• _The problem_
How many lines in the listing below include the word "Рублева"? Answer with the number and nothing else.
Data listing Start Marker
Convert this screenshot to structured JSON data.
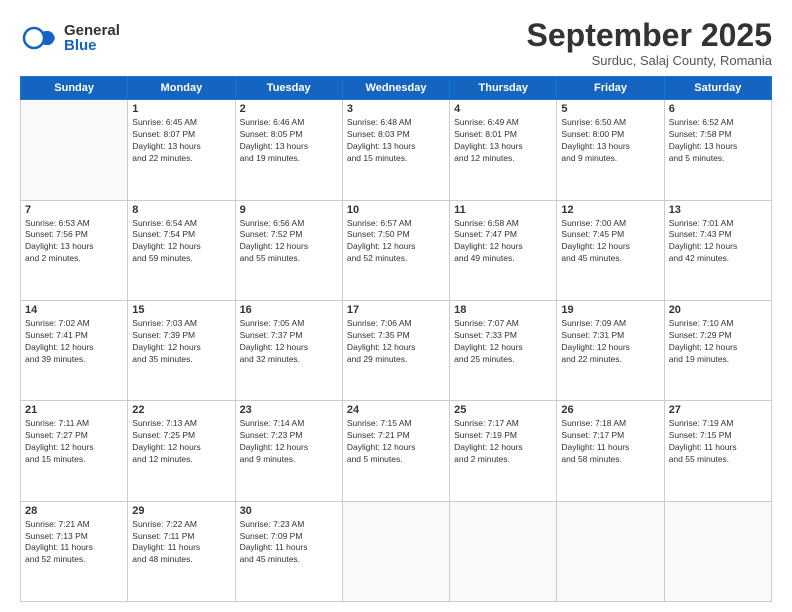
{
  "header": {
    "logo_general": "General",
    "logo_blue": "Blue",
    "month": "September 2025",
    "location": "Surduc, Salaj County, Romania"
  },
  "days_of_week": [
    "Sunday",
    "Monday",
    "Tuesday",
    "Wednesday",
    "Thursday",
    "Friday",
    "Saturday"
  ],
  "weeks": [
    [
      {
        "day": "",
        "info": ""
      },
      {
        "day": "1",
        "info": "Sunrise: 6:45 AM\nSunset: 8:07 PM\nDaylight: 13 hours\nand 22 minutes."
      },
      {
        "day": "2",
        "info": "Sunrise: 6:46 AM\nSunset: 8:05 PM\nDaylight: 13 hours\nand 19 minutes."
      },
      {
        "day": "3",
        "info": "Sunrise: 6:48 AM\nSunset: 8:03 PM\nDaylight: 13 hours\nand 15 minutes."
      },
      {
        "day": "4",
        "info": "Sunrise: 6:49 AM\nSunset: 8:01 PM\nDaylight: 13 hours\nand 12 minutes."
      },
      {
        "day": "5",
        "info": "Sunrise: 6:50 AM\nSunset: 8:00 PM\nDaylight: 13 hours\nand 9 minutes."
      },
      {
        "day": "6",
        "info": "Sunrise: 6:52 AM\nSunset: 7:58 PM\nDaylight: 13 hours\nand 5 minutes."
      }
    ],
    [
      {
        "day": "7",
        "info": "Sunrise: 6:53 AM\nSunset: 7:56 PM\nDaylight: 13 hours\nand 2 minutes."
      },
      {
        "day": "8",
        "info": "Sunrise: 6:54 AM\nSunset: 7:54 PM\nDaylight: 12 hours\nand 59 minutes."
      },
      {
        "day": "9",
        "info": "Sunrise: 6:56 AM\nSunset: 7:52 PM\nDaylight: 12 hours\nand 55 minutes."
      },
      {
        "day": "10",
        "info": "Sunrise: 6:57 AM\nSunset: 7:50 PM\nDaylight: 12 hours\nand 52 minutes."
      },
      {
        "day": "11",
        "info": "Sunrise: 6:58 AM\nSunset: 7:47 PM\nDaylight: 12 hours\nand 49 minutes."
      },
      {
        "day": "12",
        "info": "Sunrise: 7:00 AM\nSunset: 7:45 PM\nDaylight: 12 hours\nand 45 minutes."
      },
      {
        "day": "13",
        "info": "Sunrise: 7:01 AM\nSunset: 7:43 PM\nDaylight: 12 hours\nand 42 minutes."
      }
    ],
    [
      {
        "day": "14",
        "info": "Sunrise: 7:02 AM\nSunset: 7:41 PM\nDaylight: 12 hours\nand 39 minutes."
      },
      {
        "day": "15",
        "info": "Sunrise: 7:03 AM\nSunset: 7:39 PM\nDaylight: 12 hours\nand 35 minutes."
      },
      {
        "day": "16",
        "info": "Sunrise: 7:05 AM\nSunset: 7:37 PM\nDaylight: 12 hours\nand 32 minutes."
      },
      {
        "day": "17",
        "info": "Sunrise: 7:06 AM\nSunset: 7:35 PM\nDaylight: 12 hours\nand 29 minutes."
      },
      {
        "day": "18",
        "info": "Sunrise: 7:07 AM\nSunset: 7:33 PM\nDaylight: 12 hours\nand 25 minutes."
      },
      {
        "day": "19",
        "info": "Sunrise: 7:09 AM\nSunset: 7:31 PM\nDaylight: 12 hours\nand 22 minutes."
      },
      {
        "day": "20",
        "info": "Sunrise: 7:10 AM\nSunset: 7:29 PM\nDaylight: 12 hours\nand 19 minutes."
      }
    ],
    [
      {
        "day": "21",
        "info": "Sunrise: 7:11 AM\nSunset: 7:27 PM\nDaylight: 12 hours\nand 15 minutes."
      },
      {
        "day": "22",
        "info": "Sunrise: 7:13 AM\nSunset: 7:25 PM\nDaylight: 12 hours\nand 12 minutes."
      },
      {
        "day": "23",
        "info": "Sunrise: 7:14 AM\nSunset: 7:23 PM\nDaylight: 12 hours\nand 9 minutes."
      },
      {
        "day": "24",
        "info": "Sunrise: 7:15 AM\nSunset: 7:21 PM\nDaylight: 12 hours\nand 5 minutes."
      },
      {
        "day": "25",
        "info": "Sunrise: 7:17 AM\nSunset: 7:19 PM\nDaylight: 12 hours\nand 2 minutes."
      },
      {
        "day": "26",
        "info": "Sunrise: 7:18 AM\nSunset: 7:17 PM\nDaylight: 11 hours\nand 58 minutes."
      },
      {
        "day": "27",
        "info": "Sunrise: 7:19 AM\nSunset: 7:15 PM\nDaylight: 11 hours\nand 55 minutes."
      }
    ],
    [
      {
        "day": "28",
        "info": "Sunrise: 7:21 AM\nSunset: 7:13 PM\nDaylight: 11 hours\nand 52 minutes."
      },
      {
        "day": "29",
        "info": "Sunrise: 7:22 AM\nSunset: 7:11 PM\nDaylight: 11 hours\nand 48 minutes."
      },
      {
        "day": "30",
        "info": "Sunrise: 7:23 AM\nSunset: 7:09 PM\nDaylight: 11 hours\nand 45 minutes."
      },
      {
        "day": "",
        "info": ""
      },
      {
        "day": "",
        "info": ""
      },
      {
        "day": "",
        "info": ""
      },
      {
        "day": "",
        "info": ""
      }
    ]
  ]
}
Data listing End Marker
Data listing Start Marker
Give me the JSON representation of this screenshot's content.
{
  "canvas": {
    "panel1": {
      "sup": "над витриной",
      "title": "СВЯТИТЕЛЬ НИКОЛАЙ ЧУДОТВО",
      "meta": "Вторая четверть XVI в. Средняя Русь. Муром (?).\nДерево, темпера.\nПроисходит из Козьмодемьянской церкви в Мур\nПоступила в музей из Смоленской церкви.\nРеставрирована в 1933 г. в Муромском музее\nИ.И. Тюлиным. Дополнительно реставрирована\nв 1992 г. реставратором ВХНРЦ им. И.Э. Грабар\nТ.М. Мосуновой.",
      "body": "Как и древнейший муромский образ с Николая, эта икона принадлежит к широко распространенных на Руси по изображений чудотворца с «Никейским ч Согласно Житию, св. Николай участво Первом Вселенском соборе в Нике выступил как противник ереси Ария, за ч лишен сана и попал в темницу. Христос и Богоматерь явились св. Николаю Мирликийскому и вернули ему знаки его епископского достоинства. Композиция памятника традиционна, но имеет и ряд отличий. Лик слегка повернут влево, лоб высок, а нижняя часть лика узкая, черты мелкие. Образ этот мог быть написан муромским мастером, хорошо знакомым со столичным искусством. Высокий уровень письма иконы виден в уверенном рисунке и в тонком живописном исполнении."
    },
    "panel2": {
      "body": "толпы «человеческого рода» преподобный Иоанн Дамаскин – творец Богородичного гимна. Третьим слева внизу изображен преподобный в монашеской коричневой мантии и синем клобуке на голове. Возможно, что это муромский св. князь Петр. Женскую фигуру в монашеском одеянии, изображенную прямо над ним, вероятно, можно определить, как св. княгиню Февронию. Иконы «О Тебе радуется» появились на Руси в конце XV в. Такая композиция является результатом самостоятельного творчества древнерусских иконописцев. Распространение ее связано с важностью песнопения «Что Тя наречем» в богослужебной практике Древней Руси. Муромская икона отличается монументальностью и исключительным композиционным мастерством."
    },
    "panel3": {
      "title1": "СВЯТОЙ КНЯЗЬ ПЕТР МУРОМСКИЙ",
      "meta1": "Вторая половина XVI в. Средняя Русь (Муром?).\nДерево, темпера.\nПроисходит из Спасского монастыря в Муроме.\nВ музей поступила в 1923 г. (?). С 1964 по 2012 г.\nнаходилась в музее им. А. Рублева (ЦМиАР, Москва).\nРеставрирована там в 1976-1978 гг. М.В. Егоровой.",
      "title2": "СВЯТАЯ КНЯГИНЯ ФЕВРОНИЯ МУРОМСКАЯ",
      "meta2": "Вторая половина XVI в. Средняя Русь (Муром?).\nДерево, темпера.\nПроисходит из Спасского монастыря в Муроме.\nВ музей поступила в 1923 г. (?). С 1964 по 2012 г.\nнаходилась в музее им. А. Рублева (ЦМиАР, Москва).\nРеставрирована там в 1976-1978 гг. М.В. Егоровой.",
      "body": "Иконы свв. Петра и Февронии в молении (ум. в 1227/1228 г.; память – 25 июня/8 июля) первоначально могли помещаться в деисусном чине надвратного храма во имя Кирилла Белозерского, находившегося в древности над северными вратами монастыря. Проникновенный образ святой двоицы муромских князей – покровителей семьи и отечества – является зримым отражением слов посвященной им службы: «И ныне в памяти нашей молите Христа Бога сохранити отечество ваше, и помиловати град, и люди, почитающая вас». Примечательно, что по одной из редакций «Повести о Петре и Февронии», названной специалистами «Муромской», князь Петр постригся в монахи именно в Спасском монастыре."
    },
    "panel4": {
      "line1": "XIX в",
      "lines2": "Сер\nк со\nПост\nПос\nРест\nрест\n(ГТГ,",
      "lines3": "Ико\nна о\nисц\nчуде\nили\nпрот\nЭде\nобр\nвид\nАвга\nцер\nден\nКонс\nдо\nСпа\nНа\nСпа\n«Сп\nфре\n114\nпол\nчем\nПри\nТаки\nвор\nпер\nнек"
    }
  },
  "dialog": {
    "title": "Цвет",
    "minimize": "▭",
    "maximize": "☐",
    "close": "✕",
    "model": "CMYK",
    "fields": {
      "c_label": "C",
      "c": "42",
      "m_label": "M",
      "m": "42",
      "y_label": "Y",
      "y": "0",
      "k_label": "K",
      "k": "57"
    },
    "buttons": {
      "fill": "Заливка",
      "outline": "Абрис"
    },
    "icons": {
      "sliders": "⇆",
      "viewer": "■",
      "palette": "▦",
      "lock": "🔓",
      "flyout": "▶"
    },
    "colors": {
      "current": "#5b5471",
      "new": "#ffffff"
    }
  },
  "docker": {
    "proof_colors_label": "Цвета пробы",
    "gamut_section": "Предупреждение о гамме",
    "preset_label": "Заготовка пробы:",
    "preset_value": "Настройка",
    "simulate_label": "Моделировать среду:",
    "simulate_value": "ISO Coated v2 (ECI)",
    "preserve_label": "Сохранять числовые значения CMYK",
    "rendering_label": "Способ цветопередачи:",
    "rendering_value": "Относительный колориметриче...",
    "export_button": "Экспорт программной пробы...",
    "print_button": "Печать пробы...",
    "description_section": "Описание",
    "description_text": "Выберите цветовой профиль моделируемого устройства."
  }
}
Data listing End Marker
• _Your response_
2